The best piece of the weekend concerning Rupert Murdoch's takeover of Dow Jones came from former Journal employee Joseph Nocera, who wrote (behind the TimesSelect wall, naturally) about how the takeover happened through the lens of a disgruntled Bancroft family member and Murdoch himself. Essentially, the Bancrofts were too divided and dysfunctional to ever stand a chance against the rapacious Rupert. "I just didn't realize that they were so disorganized," says Murdoch, who promises not to fiddle about too much with the paper ("I won't meddle any more than Arthur Sulzberger does."). Nocera buys it. But oh yes there is more!
- Ad Age: How Murdoch will change the Journal.

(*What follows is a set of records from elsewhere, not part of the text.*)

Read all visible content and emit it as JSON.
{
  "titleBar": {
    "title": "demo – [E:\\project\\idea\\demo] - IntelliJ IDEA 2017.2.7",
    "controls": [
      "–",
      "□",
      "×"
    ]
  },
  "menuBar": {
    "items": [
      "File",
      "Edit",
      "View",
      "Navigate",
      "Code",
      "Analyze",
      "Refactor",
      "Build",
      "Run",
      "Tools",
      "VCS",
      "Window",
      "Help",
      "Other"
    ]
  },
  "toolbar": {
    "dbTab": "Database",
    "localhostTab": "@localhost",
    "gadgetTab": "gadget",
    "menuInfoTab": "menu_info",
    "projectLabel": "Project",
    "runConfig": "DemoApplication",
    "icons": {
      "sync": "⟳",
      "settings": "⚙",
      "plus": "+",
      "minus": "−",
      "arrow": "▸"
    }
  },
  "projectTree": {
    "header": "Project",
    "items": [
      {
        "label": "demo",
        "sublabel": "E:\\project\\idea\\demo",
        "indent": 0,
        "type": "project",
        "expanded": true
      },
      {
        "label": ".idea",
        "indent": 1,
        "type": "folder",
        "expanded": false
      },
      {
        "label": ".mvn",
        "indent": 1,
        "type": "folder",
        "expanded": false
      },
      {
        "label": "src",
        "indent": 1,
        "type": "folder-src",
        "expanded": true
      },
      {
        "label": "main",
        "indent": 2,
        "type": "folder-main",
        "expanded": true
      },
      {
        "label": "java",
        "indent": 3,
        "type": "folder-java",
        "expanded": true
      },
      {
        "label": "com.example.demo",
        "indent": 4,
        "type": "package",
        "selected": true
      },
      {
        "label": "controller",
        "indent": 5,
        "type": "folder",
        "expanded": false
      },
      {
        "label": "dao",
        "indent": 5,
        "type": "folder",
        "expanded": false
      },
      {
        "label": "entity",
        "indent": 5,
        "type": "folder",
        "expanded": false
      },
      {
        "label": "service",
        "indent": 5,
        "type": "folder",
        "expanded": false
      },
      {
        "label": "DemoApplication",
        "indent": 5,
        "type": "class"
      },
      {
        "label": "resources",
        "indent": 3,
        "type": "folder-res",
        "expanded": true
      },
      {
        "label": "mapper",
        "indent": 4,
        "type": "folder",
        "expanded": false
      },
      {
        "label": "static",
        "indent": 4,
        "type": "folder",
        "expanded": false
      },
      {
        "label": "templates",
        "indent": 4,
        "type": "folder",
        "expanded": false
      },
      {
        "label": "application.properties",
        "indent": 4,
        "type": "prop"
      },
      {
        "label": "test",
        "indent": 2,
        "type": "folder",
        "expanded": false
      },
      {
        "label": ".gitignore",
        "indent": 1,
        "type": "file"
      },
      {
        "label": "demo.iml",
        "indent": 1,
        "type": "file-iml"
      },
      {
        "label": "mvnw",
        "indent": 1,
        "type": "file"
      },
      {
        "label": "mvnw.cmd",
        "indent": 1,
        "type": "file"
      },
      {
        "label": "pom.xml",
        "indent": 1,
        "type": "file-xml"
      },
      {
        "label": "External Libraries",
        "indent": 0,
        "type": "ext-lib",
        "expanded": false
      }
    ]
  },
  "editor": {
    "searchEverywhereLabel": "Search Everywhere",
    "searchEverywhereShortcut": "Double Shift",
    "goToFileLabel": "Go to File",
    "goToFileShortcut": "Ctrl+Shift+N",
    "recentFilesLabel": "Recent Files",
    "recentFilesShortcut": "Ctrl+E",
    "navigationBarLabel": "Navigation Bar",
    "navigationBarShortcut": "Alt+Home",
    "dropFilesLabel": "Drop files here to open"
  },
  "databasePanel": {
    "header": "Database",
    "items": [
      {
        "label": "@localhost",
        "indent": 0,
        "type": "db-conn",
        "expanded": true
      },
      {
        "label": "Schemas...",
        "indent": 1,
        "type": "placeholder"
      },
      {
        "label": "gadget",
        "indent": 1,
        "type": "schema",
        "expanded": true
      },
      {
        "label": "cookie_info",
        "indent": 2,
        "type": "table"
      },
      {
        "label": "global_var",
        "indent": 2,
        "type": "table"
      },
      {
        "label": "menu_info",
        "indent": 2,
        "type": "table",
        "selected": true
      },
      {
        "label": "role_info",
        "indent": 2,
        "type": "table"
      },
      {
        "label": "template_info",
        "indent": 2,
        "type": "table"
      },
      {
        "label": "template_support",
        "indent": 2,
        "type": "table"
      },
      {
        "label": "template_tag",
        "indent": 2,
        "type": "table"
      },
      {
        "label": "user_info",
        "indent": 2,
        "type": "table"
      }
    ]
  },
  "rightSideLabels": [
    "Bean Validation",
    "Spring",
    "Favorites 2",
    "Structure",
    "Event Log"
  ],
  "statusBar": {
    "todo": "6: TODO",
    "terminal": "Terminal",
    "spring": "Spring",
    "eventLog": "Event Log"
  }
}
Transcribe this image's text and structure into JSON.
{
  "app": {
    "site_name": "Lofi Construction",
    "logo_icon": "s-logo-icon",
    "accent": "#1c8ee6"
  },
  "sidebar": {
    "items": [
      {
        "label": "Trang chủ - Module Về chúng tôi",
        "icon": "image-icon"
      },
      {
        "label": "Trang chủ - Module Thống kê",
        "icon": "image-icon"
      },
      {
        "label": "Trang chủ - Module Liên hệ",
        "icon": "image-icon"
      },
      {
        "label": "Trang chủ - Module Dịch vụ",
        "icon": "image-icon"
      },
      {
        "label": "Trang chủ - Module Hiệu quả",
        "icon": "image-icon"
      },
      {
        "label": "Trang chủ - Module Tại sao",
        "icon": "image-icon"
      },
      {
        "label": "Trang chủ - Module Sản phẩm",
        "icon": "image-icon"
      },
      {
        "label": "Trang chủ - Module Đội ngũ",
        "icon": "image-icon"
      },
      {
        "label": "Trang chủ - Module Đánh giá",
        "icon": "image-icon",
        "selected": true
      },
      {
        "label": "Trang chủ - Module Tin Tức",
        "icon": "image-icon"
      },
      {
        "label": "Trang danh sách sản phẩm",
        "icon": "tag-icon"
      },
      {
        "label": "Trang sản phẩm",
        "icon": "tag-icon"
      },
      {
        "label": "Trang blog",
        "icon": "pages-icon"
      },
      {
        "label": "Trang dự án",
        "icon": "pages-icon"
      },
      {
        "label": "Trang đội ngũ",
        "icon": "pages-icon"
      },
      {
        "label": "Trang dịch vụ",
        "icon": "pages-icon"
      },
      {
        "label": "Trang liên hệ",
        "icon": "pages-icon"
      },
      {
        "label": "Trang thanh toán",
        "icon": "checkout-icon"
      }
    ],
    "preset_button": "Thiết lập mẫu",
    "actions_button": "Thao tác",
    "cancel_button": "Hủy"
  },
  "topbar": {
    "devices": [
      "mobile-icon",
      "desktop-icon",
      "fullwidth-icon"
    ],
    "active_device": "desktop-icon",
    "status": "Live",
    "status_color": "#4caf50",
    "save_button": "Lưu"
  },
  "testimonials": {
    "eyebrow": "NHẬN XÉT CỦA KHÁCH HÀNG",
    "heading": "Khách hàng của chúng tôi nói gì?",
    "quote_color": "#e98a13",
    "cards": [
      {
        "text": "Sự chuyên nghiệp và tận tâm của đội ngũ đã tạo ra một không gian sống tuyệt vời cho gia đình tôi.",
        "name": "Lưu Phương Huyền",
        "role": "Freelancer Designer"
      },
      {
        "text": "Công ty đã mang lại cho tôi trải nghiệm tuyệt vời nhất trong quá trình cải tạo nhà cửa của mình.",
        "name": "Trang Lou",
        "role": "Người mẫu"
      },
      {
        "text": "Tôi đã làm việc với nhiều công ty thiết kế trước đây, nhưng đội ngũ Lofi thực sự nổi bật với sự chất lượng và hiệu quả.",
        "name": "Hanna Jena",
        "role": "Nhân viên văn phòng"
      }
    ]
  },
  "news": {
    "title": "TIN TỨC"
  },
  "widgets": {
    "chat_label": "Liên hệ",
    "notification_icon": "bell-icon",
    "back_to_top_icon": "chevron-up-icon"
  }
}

- "Just prior to the Ban croft family's approval of selling Dow Jones to News Corp., the family doubled the dividend it takes from the company, filings said. Instead of its usual 25-cent per share quarterly dividend, the board voted to boost it to 50 cents, doubling its latest quarterly cash dividend to $10.3 million."
- Former Managing Editor Paul Steiger: "Conflicted but hopeful." Also rich.
- Who has the most to lose from the takeover? In Europe, the Financial Times, in the states, the New York Times. The FT claims to be unafraid, but maybe they should be: "Mr Murdoch will soak up losses for years to beat off competition. The FT can't do that. It has to deliver to [parent company] Pearson's bottom line."
- David Carr: Will Paul Gigot be able to keep the editorial pages independent? Sure, he's got it written on paper, but we know how valuable that is. (Nice dig: Carr refers to the WSJ staffers as the "crazy cousins" of WSJ reporters.)
- Alexander Cockburn, same topic: "The only reason why Murdoch might respect the Journal's independence, at least in the opinion pages, is that the views expressed there are even more rabid than his own, and perhaps Murdoch savors the possibility that one day he might call up Paul Gigot, the editorial page editor, and hint that he might moderate his tone."
- Interesting Times op-ed from Alistair Campbell, former spinner for British Prime Minister Tony Blair, claiming that Murdoch doesn't have some sinister political agenda, he only really cares about how things will affect his business interests. (Campbell uses the example of Murdoch changing his long-standing preference from the British Conservative party to the Labour party when it became clear that Labour was going to win, the better to curry favor with Blair.) So, uh, no worries!
- The New Yorker boo hoo hoos the whole thing.